::: Data to process :::

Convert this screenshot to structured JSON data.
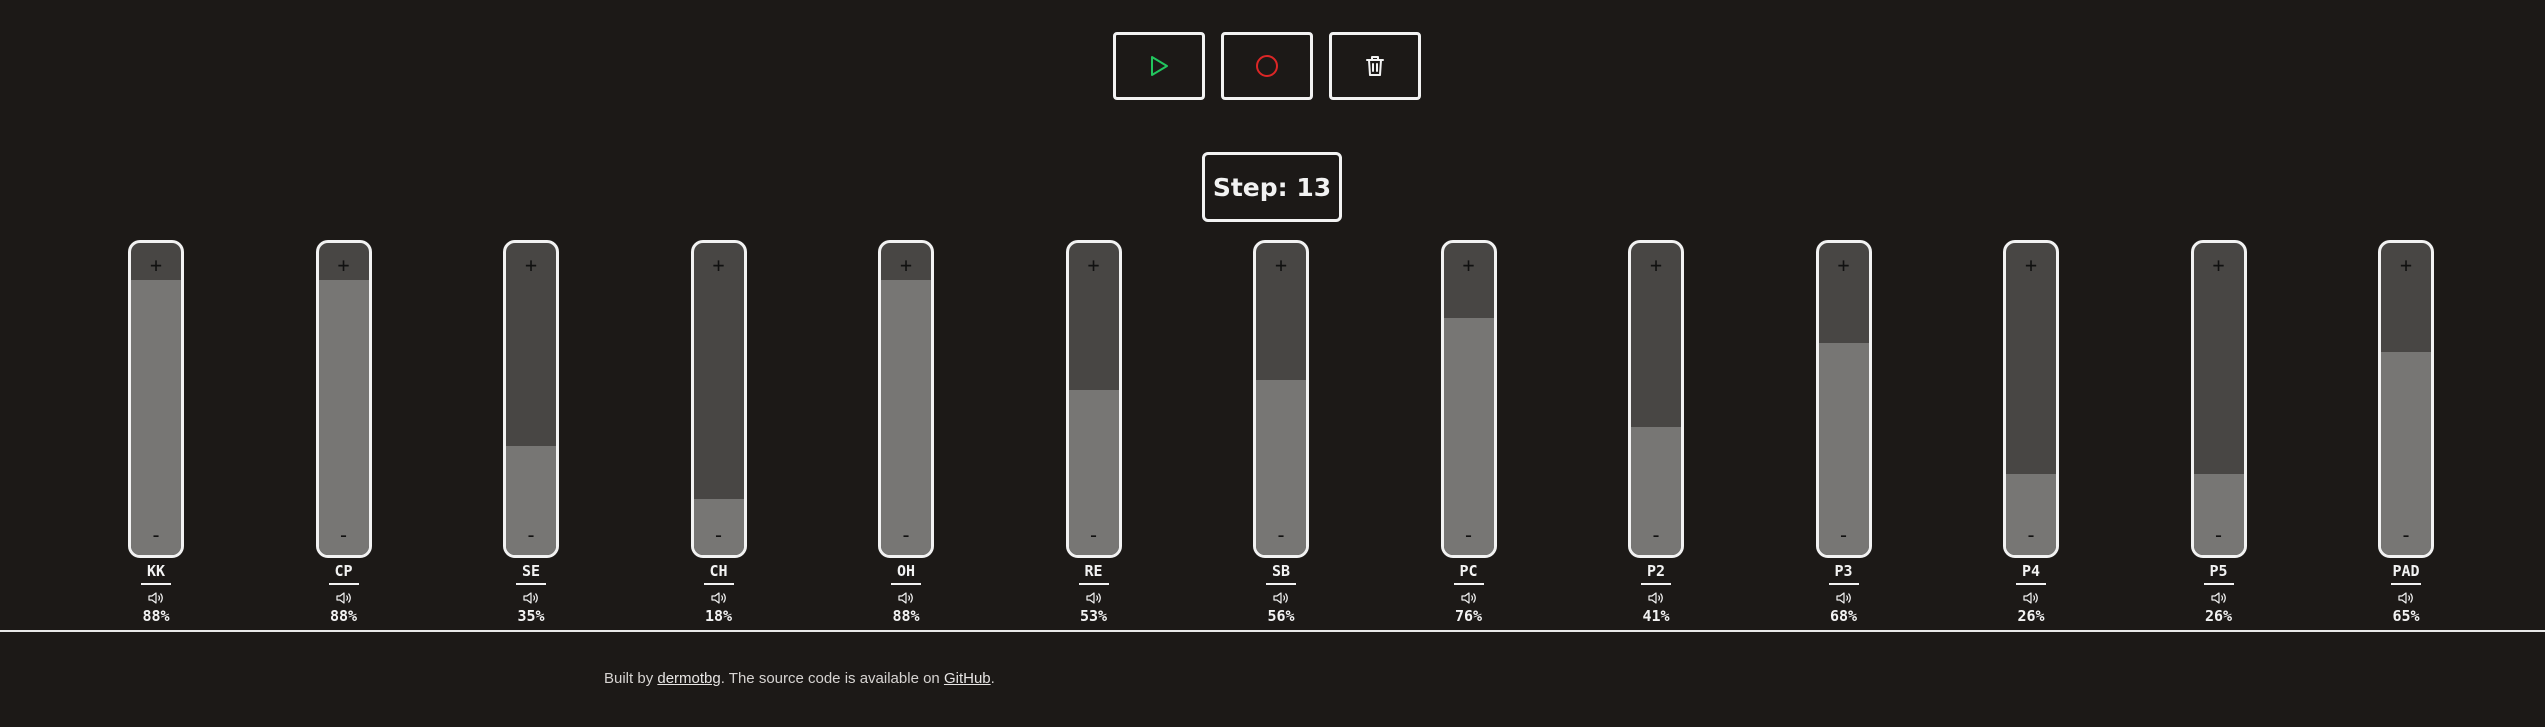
{
  "transport": {
    "play": {
      "icon": "play-icon",
      "color": "#22c55e"
    },
    "record": {
      "icon": "record-icon",
      "color": "#dc2626"
    },
    "clear": {
      "icon": "trash-icon",
      "color": "#f2f2f2"
    }
  },
  "step_text": "Step: 13",
  "fader_controls": {
    "plus": "+",
    "minus": "-"
  },
  "channels": [
    {
      "label": "KK",
      "level": 0.88,
      "percent": "88%"
    },
    {
      "label": "CP",
      "level": 0.88,
      "percent": "88%"
    },
    {
      "label": "SE",
      "level": 0.35,
      "percent": "35%"
    },
    {
      "label": "CH",
      "level": 0.18,
      "percent": "18%"
    },
    {
      "label": "OH",
      "level": 0.88,
      "percent": "88%"
    },
    {
      "label": "RE",
      "level": 0.53,
      "percent": "53%"
    },
    {
      "label": "SB",
      "level": 0.56,
      "percent": "56%"
    },
    {
      "label": "PC",
      "level": 0.76,
      "percent": "76%"
    },
    {
      "label": "P2",
      "level": 0.41,
      "percent": "41%"
    },
    {
      "label": "P3",
      "level": 0.68,
      "percent": "68%"
    },
    {
      "label": "P4",
      "level": 0.26,
      "percent": "26%"
    },
    {
      "label": "P5",
      "level": 0.26,
      "percent": "26%"
    },
    {
      "label": "PAD",
      "level": 0.65,
      "percent": "65%"
    }
  ],
  "footer": {
    "prefix": "Built by ",
    "author_link": "dermotbg",
    "middle": ". The source code is available on ",
    "repo_link": "GitHub",
    "suffix": "."
  },
  "colors": {
    "background": "#1c1917",
    "fader_track": "#484644",
    "fader_fill": "#777674",
    "border": "#f2f2f2"
  }
}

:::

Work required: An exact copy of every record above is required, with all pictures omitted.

Answer to the problem:
Convert this screenshot to structured JSON data.
{
  "transport": {
    "play": {
      "icon": "play-icon",
      "color": "#22c55e"
    },
    "record": {
      "icon": "record-icon",
      "color": "#dc2626"
    },
    "clear": {
      "icon": "trash-icon",
      "color": "#f2f2f2"
    }
  },
  "step_text": "Step: 13",
  "fader_controls": {
    "plus": "+",
    "minus": "-"
  },
  "channels": [
    {
      "label": "KK",
      "level": 0.88,
      "percent": "88%"
    },
    {
      "label": "CP",
      "level": 0.88,
      "percent": "88%"
    },
    {
      "label": "SE",
      "level": 0.35,
      "percent": "35%"
    },
    {
      "label": "CH",
      "level": 0.18,
      "percent": "18%"
    },
    {
      "label": "OH",
      "level": 0.88,
      "percent": "88%"
    },
    {
      "label": "RE",
      "level": 0.53,
      "percent": "53%"
    },
    {
      "label": "SB",
      "level": 0.56,
      "percent": "56%"
    },
    {
      "label": "PC",
      "level": 0.76,
      "percent": "76%"
    },
    {
      "label": "P2",
      "level": 0.41,
      "percent": "41%"
    },
    {
      "label": "P3",
      "level": 0.68,
      "percent": "68%"
    },
    {
      "label": "P4",
      "level": 0.26,
      "percent": "26%"
    },
    {
      "label": "P5",
      "level": 0.26,
      "percent": "26%"
    },
    {
      "label": "PAD",
      "level": 0.65,
      "percent": "65%"
    }
  ],
  "footer": {
    "prefix": "Built by ",
    "author_link": "dermotbg",
    "middle": ". The source code is available on ",
    "repo_link": "GitHub",
    "suffix": "."
  },
  "colors": {
    "background": "#1c1917",
    "fader_track": "#484644",
    "fader_fill": "#777674",
    "border": "#f2f2f2"
  }
}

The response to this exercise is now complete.